But we reported our numbers and got a pat on the back from our priesthood leaders.

In my final days in Provo, my own home teachers dropped by to say goodbye.  When he learned that I wouldn't be coming back next year, one of them asked me for my cell phone number.  He said he'd just like to call me in a few months and check up to make sure I was doing okay.  It was an incredibly decent gesture and felt like something a truly faithful home teacher should do--the point of home teaching is to form friendships so that members have people they can trust and people they can rely on.  The bond of friendship is what's important, regardless of when the actual home teaching assignment expires.

But my home teacher never called me.  Maybe he had a good reason for it or maybe he didn't.  And of course it's unfair to base the entirety of the home teaching program on this one guy, but I think this experience is indicative of the unspoken attitude that most of us had as home teachers:  it's an assignment.  Once I moved away from Provo, I was no longer this guy's responsibility.  While I was still there, his job was to make me feel welcomed, feel like I had backup in case I needed any, and to feel comfortable.  So he did his job and made me feel those things--but that's all he did.  It wasn't real, but it was important that I thought it was real.  All he was doing was fulfilling an assignment.

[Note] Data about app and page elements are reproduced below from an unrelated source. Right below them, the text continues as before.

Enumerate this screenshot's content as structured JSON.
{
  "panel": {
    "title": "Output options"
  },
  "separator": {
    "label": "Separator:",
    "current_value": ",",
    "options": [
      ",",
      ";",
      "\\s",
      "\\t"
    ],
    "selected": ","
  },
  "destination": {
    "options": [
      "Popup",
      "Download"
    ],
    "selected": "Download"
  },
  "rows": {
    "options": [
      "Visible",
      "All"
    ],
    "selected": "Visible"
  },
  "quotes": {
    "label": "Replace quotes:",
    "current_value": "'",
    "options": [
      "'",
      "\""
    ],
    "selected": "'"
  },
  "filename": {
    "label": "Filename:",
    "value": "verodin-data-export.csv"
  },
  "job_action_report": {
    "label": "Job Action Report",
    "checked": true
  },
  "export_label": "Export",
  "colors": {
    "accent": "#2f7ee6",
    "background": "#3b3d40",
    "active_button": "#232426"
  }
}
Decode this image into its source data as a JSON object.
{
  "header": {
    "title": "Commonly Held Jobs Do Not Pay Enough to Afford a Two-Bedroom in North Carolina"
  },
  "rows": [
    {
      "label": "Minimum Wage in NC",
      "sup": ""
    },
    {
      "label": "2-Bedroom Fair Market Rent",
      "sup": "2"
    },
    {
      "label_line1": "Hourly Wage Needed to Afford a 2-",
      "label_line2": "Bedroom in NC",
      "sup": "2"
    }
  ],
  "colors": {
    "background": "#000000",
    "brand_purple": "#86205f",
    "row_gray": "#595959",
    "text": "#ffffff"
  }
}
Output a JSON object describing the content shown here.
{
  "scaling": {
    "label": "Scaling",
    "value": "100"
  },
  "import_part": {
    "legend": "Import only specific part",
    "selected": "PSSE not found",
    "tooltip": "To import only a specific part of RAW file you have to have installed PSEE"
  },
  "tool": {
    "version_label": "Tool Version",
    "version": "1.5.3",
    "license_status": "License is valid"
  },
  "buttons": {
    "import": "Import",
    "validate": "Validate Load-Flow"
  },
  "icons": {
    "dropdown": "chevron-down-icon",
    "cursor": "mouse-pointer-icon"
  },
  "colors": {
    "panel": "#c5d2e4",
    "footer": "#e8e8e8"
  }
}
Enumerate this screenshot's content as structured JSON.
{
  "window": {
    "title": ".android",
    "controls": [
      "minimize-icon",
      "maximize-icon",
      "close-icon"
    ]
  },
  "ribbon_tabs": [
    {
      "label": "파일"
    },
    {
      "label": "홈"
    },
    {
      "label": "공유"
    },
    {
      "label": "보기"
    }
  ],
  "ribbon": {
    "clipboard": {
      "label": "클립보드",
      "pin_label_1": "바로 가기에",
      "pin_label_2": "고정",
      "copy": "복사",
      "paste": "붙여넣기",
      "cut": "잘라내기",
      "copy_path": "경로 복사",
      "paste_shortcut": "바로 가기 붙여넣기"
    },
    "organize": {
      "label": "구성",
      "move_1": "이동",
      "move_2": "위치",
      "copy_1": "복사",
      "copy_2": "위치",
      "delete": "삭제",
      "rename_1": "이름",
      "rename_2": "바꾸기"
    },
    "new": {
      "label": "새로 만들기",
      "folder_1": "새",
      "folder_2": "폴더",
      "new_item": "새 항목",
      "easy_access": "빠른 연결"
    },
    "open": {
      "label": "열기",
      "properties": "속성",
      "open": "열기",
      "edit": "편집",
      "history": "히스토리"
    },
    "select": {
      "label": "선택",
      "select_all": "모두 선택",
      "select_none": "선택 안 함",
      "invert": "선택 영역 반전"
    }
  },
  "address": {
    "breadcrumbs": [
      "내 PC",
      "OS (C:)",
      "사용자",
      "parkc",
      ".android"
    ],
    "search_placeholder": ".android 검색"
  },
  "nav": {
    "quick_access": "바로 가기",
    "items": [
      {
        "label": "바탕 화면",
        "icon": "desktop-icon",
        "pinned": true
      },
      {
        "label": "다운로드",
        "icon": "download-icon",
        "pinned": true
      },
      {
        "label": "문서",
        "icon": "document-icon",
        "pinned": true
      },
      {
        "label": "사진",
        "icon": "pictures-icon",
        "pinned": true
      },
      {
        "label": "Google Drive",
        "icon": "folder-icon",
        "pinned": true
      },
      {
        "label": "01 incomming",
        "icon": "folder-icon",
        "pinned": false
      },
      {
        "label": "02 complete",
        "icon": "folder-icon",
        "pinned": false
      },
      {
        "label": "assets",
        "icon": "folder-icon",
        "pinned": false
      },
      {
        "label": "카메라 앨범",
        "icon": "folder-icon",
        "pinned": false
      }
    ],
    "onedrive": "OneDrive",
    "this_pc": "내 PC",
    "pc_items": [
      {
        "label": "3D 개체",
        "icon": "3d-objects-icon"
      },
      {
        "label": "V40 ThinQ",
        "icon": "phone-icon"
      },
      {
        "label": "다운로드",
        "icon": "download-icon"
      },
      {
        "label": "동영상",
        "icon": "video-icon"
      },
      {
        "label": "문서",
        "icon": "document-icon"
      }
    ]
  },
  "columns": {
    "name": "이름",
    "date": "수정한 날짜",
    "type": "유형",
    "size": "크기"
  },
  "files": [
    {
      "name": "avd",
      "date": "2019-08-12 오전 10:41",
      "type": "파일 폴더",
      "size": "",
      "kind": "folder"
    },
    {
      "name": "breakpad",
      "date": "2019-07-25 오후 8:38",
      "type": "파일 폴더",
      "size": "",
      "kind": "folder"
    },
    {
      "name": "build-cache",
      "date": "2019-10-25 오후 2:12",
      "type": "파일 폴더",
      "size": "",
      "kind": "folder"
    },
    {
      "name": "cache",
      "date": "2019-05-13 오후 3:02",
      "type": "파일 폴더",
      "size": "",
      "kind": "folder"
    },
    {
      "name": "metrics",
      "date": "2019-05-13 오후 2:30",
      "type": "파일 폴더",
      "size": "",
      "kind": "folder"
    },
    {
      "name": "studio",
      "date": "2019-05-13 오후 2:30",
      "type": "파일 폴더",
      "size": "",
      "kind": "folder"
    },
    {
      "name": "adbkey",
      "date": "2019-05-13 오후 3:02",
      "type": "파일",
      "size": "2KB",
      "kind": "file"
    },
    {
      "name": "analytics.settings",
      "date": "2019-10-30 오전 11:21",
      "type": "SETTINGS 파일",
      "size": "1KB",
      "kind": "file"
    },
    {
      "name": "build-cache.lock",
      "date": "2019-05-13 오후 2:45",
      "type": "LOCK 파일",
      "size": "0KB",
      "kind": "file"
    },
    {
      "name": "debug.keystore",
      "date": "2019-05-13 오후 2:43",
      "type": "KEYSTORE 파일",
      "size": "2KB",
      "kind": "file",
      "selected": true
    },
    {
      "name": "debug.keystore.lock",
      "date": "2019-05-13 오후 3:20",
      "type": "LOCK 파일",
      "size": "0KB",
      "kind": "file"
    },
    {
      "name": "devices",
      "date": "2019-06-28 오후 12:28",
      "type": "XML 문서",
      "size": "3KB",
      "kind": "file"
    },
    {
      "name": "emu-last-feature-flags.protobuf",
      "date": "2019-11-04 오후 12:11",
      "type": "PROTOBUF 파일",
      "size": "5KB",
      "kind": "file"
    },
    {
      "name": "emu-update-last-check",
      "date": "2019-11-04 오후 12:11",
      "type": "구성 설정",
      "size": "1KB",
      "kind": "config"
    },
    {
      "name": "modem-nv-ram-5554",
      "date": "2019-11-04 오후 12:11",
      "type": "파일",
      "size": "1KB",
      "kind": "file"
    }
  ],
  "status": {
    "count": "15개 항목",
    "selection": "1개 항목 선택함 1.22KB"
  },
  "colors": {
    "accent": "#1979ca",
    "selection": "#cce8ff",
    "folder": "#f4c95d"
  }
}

But I can't really blame him, because with the people that I home taught I was doing the exact same thing...only less convincingly.

And thus ends another rambling post of dubious purpose.


  1. Awesome post! Yes. Home teaching does suck!

    It always felt like home spying to me, and if you've ever been to ward council meetings, you would know that isn't far from the truth. They talk about individuals and families by name. They want all of the info they can get, and "faithful home teachers" are a valuable source of that information for them. Yes, for most bishops, it's a matter of genuinely wanting to help the people, but it's kind of creepy knowing they're talking about you.

    Probably one of my biggest sources of guilt as a member was when I was Elder's quorum president. It was really hard to get people to home teach, and the responsibility fell on me. It sucks and has to be one of the worst jobs in the church.

    1. I'm surprised that it took so much to get people to do their home teaching. Maybe I was brainwashed better than most, but to me it was just something you had to do. Even at BYU, I never had to nag any of my companions to get it done. We just knew we had to do it, so we did it.

      Although, I guess if you were assigned to some family that really didn't want the church bothering them, I can see how you'd skip it.